### Directions for this task
A verbatim copy of the entries is the required answer.

─── Stored data

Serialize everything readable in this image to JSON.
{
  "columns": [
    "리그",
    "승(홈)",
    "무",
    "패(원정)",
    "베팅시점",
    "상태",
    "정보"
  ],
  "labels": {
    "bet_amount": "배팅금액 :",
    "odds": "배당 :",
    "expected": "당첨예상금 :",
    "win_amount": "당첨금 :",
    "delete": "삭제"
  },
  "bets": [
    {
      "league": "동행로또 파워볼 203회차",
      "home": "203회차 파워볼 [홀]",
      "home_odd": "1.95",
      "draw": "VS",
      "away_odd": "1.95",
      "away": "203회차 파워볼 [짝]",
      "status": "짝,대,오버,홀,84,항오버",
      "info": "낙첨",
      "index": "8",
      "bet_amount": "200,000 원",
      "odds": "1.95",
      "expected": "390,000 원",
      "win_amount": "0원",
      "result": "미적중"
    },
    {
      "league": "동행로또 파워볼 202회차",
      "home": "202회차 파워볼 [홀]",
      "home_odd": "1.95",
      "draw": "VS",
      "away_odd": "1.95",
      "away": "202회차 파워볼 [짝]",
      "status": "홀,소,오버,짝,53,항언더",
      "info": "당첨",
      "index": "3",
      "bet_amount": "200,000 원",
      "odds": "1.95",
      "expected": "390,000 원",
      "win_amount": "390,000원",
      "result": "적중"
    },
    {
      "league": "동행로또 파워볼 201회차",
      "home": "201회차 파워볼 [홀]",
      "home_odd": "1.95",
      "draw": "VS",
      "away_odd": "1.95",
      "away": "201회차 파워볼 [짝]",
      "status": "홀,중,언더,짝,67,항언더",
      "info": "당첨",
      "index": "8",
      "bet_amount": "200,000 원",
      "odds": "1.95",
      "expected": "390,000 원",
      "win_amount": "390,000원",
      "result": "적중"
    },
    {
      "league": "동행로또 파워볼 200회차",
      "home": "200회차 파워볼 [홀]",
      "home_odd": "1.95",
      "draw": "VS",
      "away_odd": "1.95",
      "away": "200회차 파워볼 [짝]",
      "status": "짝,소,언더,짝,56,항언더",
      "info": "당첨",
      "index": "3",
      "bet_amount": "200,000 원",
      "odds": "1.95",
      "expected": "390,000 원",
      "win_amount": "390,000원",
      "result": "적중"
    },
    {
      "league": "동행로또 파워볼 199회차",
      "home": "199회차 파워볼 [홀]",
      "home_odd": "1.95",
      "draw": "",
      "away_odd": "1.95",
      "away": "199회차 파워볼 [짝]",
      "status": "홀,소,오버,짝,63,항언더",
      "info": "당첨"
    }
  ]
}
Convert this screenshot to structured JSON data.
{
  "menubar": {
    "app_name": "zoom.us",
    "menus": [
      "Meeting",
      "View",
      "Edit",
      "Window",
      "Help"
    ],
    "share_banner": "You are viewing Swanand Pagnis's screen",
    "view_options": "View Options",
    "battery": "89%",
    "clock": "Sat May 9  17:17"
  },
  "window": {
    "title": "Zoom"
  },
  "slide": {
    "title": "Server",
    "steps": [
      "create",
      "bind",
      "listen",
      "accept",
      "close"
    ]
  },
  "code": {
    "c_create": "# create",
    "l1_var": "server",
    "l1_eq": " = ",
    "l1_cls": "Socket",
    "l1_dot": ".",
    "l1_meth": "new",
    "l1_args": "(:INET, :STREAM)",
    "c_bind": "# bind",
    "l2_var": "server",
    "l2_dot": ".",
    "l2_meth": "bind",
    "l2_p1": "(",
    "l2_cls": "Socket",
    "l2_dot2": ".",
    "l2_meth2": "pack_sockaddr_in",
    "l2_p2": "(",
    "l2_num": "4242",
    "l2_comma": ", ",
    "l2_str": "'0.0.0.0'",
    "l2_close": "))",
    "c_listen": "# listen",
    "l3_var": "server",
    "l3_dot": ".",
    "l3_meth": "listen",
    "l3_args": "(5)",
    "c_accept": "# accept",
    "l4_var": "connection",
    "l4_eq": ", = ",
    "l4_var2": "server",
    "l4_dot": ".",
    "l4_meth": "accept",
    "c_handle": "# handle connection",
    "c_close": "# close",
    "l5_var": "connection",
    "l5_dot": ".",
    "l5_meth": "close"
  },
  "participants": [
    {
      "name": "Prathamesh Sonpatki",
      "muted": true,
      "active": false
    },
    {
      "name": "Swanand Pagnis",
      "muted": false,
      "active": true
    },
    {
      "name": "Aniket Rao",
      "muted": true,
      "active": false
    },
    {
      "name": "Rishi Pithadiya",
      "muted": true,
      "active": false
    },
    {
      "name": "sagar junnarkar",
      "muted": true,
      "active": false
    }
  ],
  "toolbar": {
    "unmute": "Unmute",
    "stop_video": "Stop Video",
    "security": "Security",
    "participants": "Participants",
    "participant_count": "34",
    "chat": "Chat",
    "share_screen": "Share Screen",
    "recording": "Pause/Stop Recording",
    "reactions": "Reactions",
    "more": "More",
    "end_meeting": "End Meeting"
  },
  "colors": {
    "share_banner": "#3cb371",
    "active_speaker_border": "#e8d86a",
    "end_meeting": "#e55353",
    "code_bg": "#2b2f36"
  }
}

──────

### Written solution
Serialize everything readable in this image to JSON.
{
  "columns": [
    "리그",
    "승(홈)",
    "무",
    "패(원정)",
    "베팅시점",
    "상태",
    "정보"
  ],
  "labels": {
    "bet_amount": "배팅금액 :",
    "odds": "배당 :",
    "expected": "당첨예상금 :",
    "win_amount": "당첨금 :",
    "delete": "삭제"
  },
  "bets": [
    {
      "league": "동행로또 파워볼 203회차",
      "home": "203회차 파워볼 [홀]",
      "home_odd": "1.95",
      "draw": "VS",
      "away_odd": "1.95",
      "away": "203회차 파워볼 [짝]",
      "status": "짝,대,오버,홀,84,항오버",
      "info": "낙첨",
      "index": "8",
      "bet_amount": "200,000 원",
      "odds": "1.95",
      "expected": "390,000 원",
      "win_amount": "0원",
      "result": "미적중"
    },
    {
      "league": "동행로또 파워볼 202회차",
      "home": "202회차 파워볼 [홀]",
      "home_odd": "1.95",
      "draw": "VS",
      "away_odd": "1.95",
      "away": "202회차 파워볼 [짝]",
      "status": "홀,소,오버,짝,53,항언더",
      "info": "당첨",
      "index": "3",
      "bet_amount": "200,000 원",
      "odds": "1.95",
      "expected": "390,000 원",
      "win_amount": "390,000원",
      "result": "적중"
    },
    {
      "league": "동행로또 파워볼 201회차",
      "home": "201회차 파워볼 [홀]",
      "home_odd": "1.95",
      "draw": "VS",
      "away_odd": "1.95",
      "away": "201회차 파워볼 [짝]",
      "status": "홀,중,언더,짝,67,항언더",
      "info": "당첨",
      "index": "8",
      "bet_amount": "200,000 원",
      "odds": "1.95",
      "expected": "390,000 원",
      "win_amount": "390,000원",
      "result": "적중"
    },
    {
      "league": "동행로또 파워볼 200회차",
      "home": "200회차 파워볼 [홀]",
      "home_odd": "1.95",
      "draw": "VS",
      "away_odd": "1.95",
      "away": "200회차 파워볼 [짝]",
      "status": "짝,소,언더,짝,56,항언더",
      "info": "당첨",
      "index": "3",
      "bet_amount": "200,000 원",
      "odds": "1.95",
      "expected": "390,000 원",
      "win_amount": "390,000원",
      "result": "적중"
    },
    {
      "league": "동행로또 파워볼 199회차",
      "home": "199회차 파워볼 [홀]",
      "home_odd": "1.95",
      "draw": "",
      "away_odd": "1.95",
      "away": "199회차 파워볼 [짝]",
      "status": "홀,소,오버,짝,63,항언더",
      "info": "당첨"
    }
  ]
}
Convert this screenshot to structured JSON data.
{
  "menubar": {
    "app_name": "zoom.us",
    "menus": [
      "Meeting",
      "View",
      "Edit",
      "Window",
      "Help"
    ],
    "share_banner": "You are viewing Swanand Pagnis's screen",
    "view_options": "View Options",
    "battery": "89%",
    "clock": "Sat May 9  17:17"
  },
  "window": {
    "title": "Zoom"
  },
  "slide": {
    "title": "Server",
    "steps": [
      "create",
      "bind",
      "listen",
      "accept",
      "close"
    ]
  },
  "code": {
    "c_create": "# create",
    "l1_var": "server",
    "l1_eq": " = ",
    "l1_cls": "Socket",
    "l1_dot": ".",
    "l1_meth": "new",
    "l1_args": "(:INET, :STREAM)",
    "c_bind": "# bind",
    "l2_var": "server",
    "l2_dot": ".",
    "l2_meth": "bind",
    "l2_p1": "(",
    "l2_cls": "Socket",
    "l2_dot2": ".",
    "l2_meth2": "pack_sockaddr_in",
    "l2_p2": "(",
    "l2_num": "4242",
    "l2_comma": ", ",
    "l2_str": "'0.0.0.0'",
    "l2_close": "))",
    "c_listen": "# listen",
    "l3_var": "server",
    "l3_dot": ".",
    "l3_meth": "listen",
    "l3_args": "(5)",
    "c_accept": "# accept",
    "l4_var": "connection",
    "l4_eq": ", = ",
    "l4_var2": "server",
    "l4_dot": ".",
    "l4_meth": "accept",
    "c_handle": "# handle connection",
    "c_close": "# close",
    "l5_var": "connection",
    "l5_dot": ".",
    "l5_meth": "close"
  },
  "participants": [
    {
      "name": "Prathamesh Sonpatki",
      "muted": true,
      "active": false
    },
    {
      "name": "Swanand Pagnis",
      "muted": false,
      "active": true
    },
    {
      "name": "Aniket Rao",
      "muted": true,
      "active": false
    },
    {
      "name": "Rishi Pithadiya",
      "muted": true,
      "active": false
    },
    {
      "name": "sagar junnarkar",
      "muted": true,
      "active": false
    }
  ],
  "toolbar": {
    "unmute": "Unmute",
    "stop_video": "Stop Video",
    "security": "Security",
    "participants": "Participants",
    "participant_count": "34",
    "chat": "Chat",
    "share_screen": "Share Screen",
    "recording": "Pause/Stop Recording",
    "reactions": "Reactions",
    "more": "More",
    "end_meeting": "End Meeting"
  },
  "colors": {
    "share_banner": "#3cb371",
    "active_speaker_border": "#e8d86a",
    "end_meeting": "#e55353",
    "code_bg": "#2b2f36"
  }
}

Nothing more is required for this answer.